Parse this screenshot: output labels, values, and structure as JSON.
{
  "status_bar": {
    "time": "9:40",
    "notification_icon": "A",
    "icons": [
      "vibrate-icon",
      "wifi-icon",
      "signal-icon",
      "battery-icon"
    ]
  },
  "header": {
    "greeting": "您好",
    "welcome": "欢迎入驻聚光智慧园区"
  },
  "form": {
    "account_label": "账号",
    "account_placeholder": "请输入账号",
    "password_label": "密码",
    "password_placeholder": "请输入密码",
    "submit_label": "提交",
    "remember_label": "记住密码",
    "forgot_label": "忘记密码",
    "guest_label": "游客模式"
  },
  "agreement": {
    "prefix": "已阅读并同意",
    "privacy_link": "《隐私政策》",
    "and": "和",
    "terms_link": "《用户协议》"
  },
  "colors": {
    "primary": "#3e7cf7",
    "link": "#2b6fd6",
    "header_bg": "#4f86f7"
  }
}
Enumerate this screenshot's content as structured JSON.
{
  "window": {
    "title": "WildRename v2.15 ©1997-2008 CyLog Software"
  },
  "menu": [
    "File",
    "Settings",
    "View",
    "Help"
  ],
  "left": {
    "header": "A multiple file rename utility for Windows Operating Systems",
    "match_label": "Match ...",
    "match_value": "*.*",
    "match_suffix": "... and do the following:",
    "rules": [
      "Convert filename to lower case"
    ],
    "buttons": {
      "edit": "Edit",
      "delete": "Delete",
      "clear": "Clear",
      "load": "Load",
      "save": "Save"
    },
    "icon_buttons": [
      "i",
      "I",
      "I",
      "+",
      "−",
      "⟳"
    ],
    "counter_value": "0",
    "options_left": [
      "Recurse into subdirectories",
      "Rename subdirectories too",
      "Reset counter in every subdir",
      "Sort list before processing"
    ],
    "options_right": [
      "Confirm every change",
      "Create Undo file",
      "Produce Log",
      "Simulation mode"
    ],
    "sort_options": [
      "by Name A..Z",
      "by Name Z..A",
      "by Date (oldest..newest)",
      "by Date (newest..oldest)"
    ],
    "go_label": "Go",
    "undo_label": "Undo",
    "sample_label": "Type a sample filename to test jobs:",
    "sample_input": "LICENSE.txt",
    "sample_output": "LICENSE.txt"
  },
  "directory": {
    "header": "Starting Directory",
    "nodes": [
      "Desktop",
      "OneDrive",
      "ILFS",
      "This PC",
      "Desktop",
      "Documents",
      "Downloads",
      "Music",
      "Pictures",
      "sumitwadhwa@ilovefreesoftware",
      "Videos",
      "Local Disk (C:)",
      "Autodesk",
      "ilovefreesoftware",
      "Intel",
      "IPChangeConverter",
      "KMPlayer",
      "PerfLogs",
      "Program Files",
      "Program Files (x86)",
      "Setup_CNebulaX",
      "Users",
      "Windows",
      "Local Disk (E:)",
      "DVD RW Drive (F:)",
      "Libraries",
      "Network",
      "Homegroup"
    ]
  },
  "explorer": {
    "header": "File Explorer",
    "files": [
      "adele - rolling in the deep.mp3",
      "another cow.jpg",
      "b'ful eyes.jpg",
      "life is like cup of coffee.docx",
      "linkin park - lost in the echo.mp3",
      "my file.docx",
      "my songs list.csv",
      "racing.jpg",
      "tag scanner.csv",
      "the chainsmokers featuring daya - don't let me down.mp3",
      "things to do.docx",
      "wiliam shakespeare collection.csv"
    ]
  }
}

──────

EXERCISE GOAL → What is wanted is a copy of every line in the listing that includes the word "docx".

SOLUTION →
      "life is like cup of coffee.docx",
      "my file.docx",
      "things to do.docx",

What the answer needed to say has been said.